Down to last shot, Brandeis on the money
When a shot misses its mark, the challenge in golf is simple: scramble, save par, head to the next hole.
But when the Brandeis men's team met with university officials in late January, they were presented with a different challenge, and a scramble they weren't expecting or familiar with: Raise $22,000 in eight weeks, or the team will be suspended - a result of budget cuts spread across the school's athletic programs.
What the nine-man team was able to achieve in a short window is much bigger than a par save. For a year, at least, they've saved their program.

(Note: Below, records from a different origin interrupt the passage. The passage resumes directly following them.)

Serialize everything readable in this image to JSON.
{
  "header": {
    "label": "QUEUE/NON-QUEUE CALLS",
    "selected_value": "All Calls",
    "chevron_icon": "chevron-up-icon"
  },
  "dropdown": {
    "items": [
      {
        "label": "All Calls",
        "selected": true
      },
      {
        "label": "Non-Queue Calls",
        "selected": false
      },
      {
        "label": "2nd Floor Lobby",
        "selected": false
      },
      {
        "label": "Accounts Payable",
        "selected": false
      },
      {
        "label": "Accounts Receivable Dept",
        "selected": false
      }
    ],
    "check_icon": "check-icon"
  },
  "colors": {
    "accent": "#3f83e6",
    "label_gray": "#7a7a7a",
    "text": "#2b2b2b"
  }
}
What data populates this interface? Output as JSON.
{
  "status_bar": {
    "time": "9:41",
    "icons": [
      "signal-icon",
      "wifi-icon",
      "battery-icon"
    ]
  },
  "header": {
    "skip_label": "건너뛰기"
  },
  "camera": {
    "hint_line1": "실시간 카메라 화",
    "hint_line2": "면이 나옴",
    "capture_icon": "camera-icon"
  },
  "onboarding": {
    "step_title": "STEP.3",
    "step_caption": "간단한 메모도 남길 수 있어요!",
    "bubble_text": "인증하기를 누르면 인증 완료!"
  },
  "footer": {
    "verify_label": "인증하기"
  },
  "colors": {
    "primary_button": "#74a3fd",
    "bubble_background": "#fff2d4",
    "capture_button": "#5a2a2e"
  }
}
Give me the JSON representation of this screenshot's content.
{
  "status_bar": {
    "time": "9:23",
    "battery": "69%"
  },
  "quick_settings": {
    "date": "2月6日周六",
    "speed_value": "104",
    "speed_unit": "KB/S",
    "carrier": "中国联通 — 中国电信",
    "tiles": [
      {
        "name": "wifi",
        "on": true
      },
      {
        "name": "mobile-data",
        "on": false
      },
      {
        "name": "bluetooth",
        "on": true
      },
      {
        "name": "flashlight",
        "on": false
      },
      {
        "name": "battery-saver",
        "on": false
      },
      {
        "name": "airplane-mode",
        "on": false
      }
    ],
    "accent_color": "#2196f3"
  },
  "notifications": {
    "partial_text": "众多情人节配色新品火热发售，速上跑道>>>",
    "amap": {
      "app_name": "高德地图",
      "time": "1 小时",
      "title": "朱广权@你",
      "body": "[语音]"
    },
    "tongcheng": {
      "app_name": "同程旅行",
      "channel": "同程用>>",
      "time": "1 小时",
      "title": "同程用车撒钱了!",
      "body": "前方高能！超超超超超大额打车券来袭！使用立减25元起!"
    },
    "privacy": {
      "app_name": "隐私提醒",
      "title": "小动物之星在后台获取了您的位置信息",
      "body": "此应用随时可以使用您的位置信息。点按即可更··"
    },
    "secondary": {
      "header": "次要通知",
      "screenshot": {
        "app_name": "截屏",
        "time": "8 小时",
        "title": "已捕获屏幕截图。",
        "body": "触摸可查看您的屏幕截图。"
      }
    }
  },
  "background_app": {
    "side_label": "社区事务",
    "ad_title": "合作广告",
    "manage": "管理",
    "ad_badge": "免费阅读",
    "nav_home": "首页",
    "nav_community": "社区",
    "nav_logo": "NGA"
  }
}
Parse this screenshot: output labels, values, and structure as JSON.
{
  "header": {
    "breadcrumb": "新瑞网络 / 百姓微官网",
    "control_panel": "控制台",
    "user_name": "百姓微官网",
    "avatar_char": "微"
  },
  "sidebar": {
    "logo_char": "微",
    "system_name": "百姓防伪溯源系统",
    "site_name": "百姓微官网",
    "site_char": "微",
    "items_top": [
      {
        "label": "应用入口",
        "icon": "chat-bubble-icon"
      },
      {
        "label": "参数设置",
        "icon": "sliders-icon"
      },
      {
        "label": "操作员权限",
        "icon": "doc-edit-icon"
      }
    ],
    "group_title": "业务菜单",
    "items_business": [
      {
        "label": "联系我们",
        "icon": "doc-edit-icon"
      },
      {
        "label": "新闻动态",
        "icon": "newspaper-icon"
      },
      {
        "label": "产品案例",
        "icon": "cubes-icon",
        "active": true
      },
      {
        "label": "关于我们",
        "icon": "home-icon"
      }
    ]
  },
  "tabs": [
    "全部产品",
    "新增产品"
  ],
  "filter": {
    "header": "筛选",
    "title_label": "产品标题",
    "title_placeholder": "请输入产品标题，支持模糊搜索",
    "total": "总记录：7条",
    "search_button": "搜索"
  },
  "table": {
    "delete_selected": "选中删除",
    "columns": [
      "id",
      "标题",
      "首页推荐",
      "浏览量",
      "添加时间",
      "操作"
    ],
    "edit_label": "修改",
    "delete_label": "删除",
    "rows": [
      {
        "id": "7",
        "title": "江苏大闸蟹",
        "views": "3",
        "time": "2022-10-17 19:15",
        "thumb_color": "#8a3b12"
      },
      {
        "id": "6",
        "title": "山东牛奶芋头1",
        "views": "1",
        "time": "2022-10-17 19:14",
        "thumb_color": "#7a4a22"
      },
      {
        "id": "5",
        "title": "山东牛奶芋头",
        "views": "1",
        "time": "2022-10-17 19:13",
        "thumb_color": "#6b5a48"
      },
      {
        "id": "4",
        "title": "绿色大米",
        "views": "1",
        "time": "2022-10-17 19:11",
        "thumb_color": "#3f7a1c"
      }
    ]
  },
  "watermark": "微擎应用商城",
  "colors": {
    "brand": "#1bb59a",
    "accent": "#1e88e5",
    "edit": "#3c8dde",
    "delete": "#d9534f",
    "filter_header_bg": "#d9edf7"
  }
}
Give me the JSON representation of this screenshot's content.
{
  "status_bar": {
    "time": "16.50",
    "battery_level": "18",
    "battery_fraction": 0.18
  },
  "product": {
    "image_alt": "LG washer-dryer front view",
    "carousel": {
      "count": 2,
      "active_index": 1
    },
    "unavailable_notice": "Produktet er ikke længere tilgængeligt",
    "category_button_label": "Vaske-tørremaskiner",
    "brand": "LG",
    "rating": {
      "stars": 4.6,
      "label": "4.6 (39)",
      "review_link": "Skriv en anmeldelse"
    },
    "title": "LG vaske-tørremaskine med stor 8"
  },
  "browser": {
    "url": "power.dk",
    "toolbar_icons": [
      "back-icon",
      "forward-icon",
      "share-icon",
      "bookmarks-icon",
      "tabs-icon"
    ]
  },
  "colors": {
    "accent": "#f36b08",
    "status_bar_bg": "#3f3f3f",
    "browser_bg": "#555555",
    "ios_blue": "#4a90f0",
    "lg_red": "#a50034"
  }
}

"From the beginning, I understood this was going to be an uphill battle. With the economy and the stock market taking a huge hit, and our school's endowment sliding, it didn't really look good," said senior captain Aaron Hattenbach, who led the fund-raising charge. "It took persistence, a tenacious outlook, and dedication on the part of our team, guys who believed we could do this."
The culmination came yesterday, when the school announced that the team would maintain its varsity status for the 2009-10 season.
"What I really like most about it is they took something that was very negative and turned it around into a positive," said athletic director Sheryl Sousa. "I was pleasantly surprised they got it done. Especially at the Division 3 level, where we don't do a lot of fund-raising. It's harder to do than people think."
It was Sousa who gathered Hattenbach and his teammates on Jan. 26 and told them that golf - along with sailing, another varsity sport - would be suspended. But instead of simply accepting the decision, team members began asking Sousa questions: What other options do we have? If men's sports are being eliminated, what are the Title IX implications? How much is the annual operating budget? Can we keep playing if that amount is raised?
Sousa provided the numbers: Golf's annual operating budget was roughly $22,000. The school's board of trustees would be on campus in late March to approve budgets for the fiscal year. If the team could raise the money by then, the decision to suspend would be reversed and the program would be spared for next season.
So Hattenbach and his teammates went to work. A Facebook group was created ("Save the Brandeis golf team"), letters sent out, phone calls made. A fund-raising company in New York, My Sports Dreams, was consulted. Friends, families, and especially Brandeis golf alumni were instrumental in helping spread the word.
Donations started trickling in. Then, the big one. A donor pledged $7,500, with the donor's company matching the amount. In an instant, the team had secured $15,000, more than two-thirds what was needed.
"We were confident," Hattenbach said. "It's ironic, during an economic period like this, that we were confident, but we were."
Hattenbach created a spread sheet, listing the date, donor, amount, and method of payment. But donations were also being sent to his teammates, the athletic department, and the school's development office. It was difficult keeping track of so many monetary pieces (donations ranged from $25 to $7,500) and having an accurate total with the late March deadline looming.
By Hattenbach's count, 82 donors had sent in their financial support through the first week of April, for a total of $21,115, with more money pledged but not yet received. That convinced Sousa and school officials that the operating budget for next season had been reached.
"It's surprising what you can do if you put some effort forward," said Bill Shipman, who coaches golf and fencing at Brandeis. "I learned that if you ask, people will give you money, to some degree, if you have a good reason. Aaron and the rest of the team really grabbed hold of this and really made it their passion."
But why Hattenbach, who will graduate next month with two degrees and a non-classroom experience that should jump out to prospective employers? Why was he so involved, since the decision to suspend the team next year wouldn't have affected him?
"I really can't imagine what going to college without playing golf would have been like. It was a huge part of my life. One of the main reasons I came from California all the way to the Northeast was to play golf and be a student-athlete," said Hattenbach, who is from Santa Monica. "I looked at my teammates, and thought it would be a shame if these guys couldn't continue their careers because the school doesn't have the funds.
"Once you cut the team, it's gone. Saving it for one year, you at least give it a chance for the future."
A push to permanently endow the golf program is underway, but the amount needed - at least $300,000, according to Sousa - is considerable. For now, Hattenbach and his teammates are focusing on the team's final event of the season, the University Athletic Association championship in Flowery Branch, Ga., starting Saturday. After what they've been through the past three months, scrambling, saving par, and heading to the next hole will have a whole new meaning.
Michael Whitmer can be reached at email@example.com